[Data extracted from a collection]
╔══

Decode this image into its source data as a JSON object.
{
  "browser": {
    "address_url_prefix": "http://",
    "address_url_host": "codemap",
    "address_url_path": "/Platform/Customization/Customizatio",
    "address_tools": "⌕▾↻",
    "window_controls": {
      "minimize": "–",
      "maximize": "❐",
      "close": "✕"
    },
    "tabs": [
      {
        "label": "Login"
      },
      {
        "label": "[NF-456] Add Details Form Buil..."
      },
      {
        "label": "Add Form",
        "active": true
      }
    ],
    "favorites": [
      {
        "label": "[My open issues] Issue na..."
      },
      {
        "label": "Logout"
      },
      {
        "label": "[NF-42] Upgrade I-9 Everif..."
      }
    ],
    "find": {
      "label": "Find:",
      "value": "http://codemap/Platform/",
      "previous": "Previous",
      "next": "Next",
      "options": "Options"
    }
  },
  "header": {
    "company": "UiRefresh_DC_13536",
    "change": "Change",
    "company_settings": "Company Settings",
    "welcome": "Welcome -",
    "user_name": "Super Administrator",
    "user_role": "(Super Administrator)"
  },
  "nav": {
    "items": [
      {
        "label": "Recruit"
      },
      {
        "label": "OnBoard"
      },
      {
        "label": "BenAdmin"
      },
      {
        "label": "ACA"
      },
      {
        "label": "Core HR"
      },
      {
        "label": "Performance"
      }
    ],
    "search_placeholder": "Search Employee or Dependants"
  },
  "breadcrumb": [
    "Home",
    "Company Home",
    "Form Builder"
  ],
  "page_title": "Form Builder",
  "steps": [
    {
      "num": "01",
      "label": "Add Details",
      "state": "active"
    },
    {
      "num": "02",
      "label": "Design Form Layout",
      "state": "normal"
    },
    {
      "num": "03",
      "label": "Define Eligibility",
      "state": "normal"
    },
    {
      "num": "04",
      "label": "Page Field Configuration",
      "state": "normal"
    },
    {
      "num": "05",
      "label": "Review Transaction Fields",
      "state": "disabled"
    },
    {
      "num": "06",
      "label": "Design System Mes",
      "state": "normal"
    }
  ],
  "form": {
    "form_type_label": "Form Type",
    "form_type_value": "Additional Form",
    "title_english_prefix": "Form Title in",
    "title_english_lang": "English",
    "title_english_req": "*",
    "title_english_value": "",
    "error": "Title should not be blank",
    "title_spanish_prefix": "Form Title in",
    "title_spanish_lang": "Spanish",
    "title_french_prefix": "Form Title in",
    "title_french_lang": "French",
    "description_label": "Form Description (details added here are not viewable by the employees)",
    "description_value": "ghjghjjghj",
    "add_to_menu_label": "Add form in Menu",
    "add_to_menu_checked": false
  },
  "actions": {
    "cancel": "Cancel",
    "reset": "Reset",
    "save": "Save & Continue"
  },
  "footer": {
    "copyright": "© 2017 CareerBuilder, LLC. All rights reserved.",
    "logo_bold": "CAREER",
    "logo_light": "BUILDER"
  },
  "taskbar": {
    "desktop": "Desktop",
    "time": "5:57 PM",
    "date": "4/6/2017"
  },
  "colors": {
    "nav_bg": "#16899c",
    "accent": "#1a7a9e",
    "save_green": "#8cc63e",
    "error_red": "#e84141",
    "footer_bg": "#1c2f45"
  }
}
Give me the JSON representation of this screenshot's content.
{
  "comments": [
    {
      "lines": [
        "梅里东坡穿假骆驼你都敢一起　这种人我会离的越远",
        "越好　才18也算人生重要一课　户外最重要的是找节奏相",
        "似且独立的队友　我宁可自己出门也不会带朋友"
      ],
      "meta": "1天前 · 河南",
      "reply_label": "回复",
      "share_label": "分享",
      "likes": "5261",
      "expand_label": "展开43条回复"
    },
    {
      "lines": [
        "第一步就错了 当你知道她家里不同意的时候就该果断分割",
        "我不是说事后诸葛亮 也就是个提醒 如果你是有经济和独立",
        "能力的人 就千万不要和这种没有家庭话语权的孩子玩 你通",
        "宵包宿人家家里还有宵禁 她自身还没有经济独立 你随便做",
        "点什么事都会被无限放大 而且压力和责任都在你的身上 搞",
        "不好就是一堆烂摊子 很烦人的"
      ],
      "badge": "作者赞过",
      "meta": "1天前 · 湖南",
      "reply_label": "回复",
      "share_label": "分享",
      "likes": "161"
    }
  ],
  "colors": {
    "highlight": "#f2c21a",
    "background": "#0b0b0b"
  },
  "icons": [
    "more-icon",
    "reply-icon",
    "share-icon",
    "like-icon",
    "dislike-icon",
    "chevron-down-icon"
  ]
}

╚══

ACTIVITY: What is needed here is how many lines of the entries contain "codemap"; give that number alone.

WRITTEN REPLY: 2